* Raw data *
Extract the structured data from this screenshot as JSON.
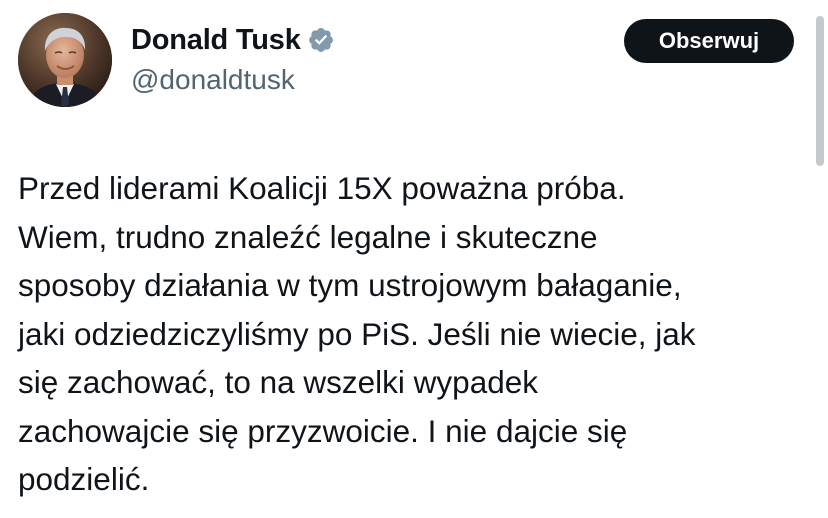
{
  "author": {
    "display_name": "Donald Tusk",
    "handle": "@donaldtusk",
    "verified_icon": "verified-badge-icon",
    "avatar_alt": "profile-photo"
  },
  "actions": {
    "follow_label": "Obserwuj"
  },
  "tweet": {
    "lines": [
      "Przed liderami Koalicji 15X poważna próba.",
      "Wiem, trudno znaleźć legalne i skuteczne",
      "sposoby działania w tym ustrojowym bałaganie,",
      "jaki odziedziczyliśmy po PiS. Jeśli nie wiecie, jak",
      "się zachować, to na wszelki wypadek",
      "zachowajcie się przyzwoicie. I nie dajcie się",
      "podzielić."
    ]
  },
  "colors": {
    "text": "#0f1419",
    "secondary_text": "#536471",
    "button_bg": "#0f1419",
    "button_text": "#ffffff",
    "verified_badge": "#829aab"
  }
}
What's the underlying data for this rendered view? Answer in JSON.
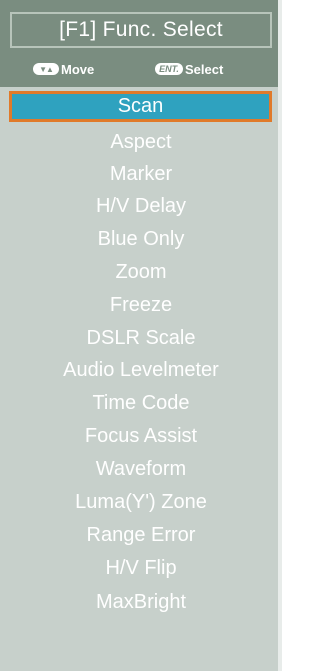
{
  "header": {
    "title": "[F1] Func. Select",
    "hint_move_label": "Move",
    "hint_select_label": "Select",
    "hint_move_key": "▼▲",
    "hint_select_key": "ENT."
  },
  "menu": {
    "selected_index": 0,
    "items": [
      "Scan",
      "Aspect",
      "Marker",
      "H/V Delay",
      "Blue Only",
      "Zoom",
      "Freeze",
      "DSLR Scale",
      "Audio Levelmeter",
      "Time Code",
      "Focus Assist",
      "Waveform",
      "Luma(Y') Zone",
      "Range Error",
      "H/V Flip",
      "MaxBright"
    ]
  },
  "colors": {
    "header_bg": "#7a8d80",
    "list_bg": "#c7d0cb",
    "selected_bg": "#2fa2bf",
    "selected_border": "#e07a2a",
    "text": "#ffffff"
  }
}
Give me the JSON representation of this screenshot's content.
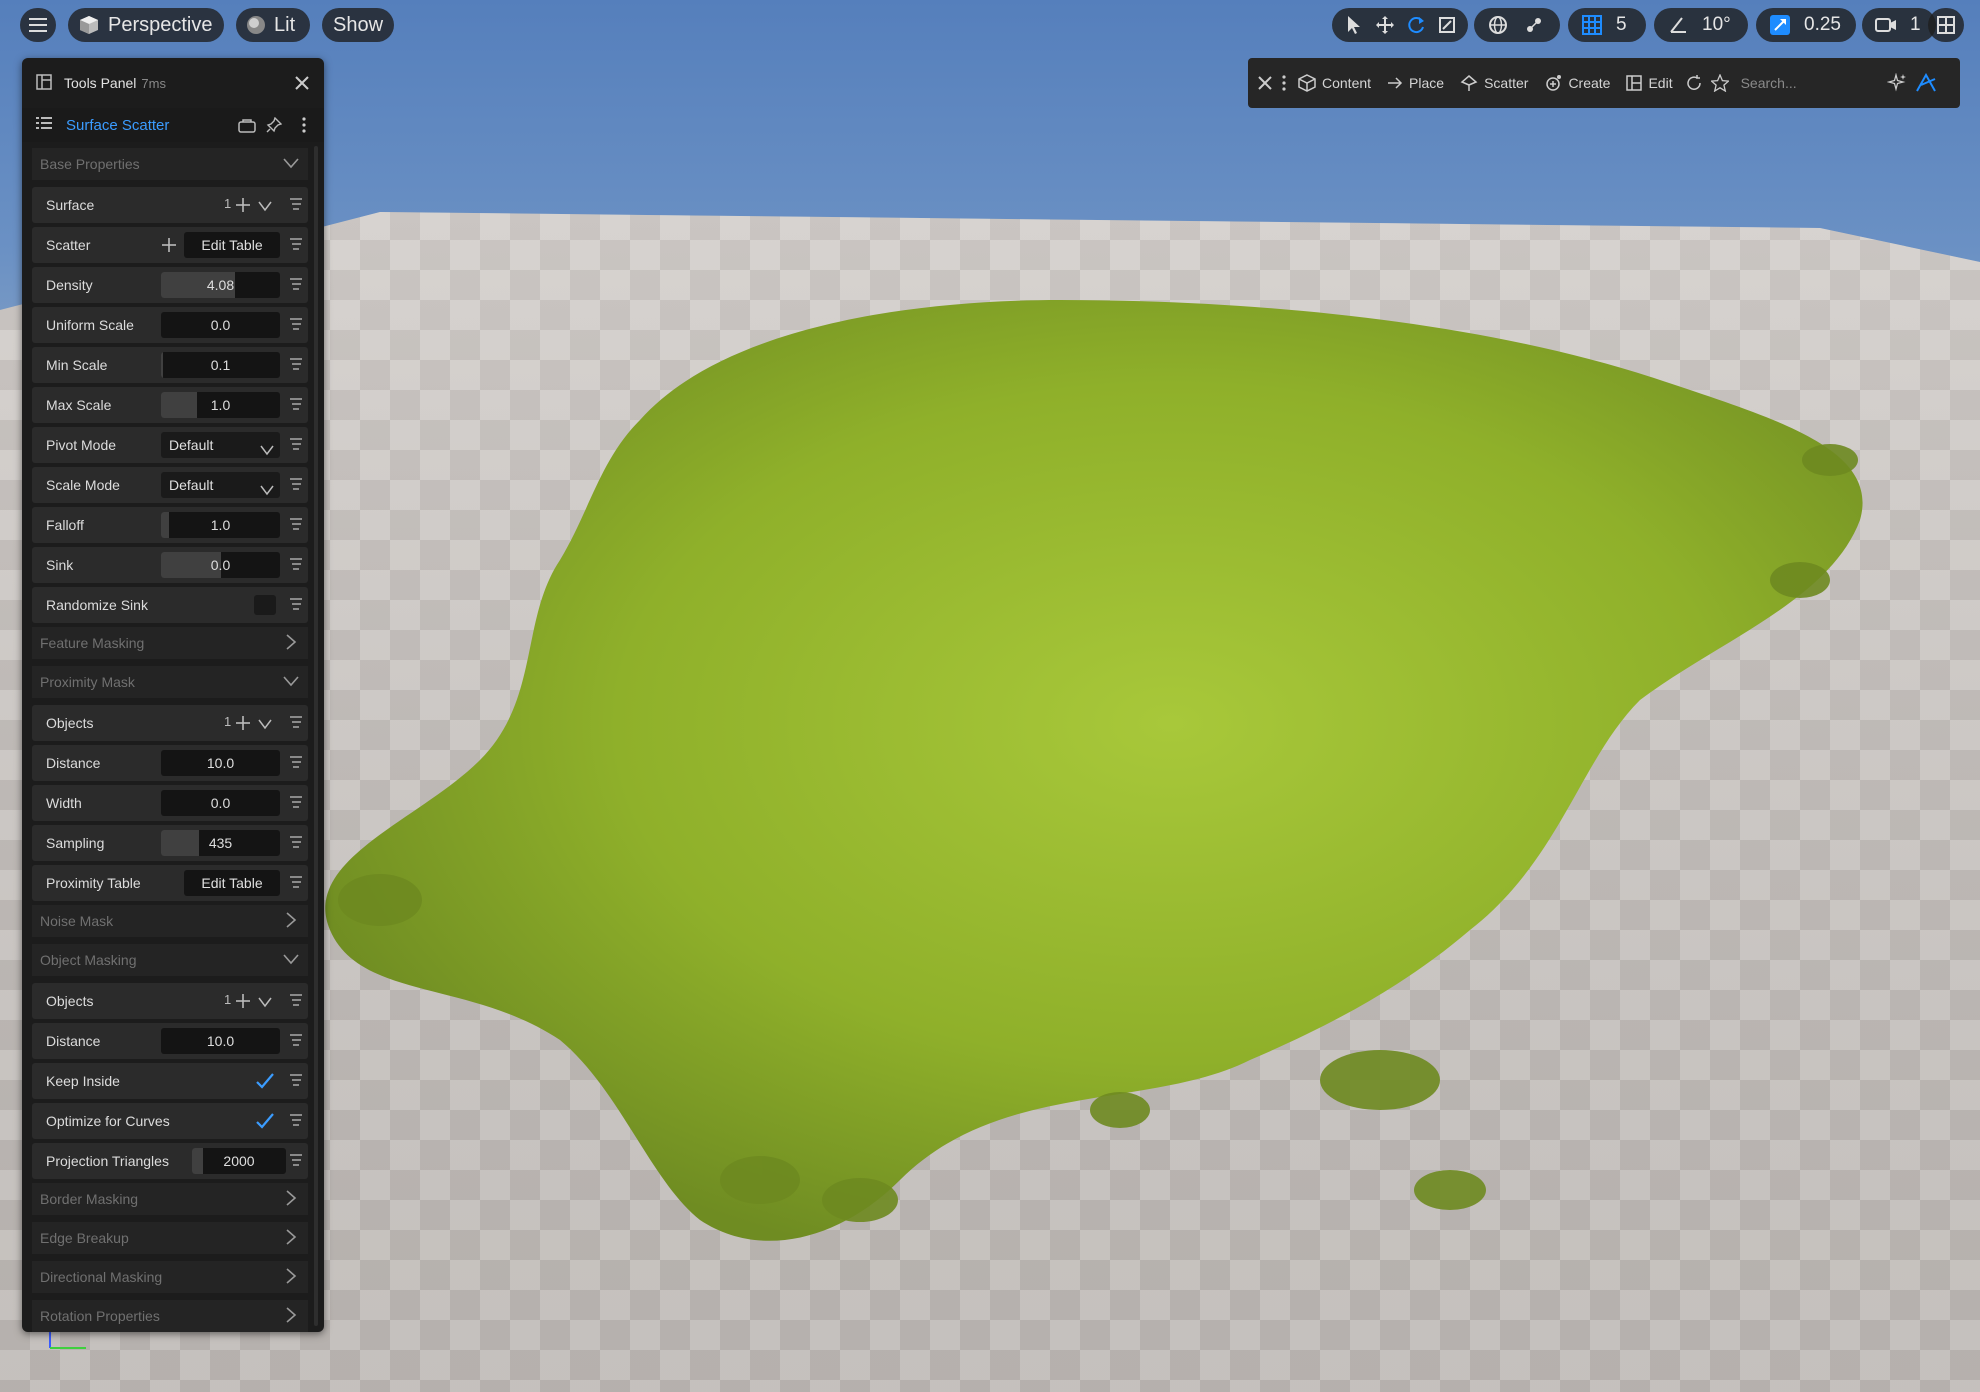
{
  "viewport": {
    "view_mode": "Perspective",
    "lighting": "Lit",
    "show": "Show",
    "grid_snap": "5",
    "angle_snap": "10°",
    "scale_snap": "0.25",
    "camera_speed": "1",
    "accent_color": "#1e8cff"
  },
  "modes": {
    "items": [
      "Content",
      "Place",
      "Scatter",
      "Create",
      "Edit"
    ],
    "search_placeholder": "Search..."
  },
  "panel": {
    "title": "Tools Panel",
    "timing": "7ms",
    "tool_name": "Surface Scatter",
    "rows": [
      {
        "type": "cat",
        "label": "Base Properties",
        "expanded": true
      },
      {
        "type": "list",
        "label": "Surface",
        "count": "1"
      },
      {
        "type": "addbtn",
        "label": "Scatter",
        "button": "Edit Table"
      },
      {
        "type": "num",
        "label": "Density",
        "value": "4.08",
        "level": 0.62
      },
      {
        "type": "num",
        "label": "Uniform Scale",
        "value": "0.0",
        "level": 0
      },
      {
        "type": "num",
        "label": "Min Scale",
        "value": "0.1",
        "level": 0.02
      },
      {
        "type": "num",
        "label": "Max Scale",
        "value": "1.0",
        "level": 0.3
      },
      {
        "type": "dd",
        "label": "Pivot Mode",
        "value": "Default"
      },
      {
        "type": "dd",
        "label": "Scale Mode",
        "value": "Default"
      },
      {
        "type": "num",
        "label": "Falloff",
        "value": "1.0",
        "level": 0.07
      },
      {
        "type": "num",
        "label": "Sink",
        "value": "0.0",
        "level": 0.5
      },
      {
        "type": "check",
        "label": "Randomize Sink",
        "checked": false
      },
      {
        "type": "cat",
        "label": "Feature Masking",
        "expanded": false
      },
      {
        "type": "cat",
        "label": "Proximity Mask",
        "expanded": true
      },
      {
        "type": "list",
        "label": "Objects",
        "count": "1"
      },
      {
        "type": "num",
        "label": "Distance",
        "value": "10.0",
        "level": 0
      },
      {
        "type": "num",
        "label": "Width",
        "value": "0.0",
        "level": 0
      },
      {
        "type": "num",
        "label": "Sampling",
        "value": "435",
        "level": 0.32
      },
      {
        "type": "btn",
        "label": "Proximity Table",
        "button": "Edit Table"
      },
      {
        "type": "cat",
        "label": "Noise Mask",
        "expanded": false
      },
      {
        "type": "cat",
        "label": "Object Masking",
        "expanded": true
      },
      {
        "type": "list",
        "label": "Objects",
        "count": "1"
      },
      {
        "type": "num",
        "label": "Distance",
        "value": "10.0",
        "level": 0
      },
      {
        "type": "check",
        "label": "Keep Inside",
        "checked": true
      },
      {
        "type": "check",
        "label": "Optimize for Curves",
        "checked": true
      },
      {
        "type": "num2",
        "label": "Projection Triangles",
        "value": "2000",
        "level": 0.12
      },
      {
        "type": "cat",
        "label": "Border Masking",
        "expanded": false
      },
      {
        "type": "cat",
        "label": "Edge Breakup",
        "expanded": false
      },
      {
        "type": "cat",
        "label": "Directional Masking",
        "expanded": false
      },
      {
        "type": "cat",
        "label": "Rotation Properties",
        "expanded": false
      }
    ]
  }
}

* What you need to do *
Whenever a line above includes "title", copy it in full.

* Solution to this task *
    "title": "[F1] Func. Select",
    "title": "Tools Panel",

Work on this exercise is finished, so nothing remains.